ASSIGNMENT: Only the number is needed: count the lines below that hold the string "Flip".

DATA PROVIDED:
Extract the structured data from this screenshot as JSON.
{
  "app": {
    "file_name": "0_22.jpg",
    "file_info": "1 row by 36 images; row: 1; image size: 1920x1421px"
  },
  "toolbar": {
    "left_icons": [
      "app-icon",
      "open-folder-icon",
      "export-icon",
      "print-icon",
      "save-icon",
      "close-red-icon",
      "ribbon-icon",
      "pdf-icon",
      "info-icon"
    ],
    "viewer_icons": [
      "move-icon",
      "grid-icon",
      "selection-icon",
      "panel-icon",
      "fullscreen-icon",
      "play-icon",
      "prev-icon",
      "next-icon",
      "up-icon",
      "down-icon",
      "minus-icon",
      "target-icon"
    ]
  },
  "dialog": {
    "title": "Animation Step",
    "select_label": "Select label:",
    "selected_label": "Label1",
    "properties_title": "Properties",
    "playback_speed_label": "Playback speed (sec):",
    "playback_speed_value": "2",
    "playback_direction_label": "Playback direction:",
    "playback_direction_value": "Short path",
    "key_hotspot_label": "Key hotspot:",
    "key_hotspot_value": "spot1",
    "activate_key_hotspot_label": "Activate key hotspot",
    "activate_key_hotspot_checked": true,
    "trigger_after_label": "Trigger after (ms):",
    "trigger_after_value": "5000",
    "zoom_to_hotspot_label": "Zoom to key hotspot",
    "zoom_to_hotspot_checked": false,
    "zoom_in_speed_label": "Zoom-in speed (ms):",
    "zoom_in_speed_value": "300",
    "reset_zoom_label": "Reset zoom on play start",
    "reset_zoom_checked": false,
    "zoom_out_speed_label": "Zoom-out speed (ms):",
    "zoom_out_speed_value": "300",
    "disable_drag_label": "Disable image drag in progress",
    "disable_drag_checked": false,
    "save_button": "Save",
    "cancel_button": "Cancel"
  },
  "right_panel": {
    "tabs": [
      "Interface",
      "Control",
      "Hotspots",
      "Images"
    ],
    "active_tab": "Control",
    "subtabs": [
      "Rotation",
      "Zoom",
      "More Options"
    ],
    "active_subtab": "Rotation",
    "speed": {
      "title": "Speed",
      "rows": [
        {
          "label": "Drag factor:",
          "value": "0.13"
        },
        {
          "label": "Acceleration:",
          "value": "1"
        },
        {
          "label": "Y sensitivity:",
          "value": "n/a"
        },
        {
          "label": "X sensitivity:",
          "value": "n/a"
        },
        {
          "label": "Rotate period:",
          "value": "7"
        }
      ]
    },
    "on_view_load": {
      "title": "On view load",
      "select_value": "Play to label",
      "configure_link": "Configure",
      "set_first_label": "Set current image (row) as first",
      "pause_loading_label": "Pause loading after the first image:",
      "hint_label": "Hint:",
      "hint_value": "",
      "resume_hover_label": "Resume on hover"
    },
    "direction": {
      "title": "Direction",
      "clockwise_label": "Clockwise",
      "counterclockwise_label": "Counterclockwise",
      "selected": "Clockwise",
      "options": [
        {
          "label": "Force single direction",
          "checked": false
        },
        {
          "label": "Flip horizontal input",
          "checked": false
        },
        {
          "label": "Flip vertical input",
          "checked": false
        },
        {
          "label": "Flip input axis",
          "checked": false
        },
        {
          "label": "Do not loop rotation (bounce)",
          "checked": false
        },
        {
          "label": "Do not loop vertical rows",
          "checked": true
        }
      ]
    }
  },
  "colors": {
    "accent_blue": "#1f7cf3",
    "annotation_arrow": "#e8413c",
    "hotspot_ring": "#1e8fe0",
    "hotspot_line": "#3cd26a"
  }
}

FINAL ANSWER: 3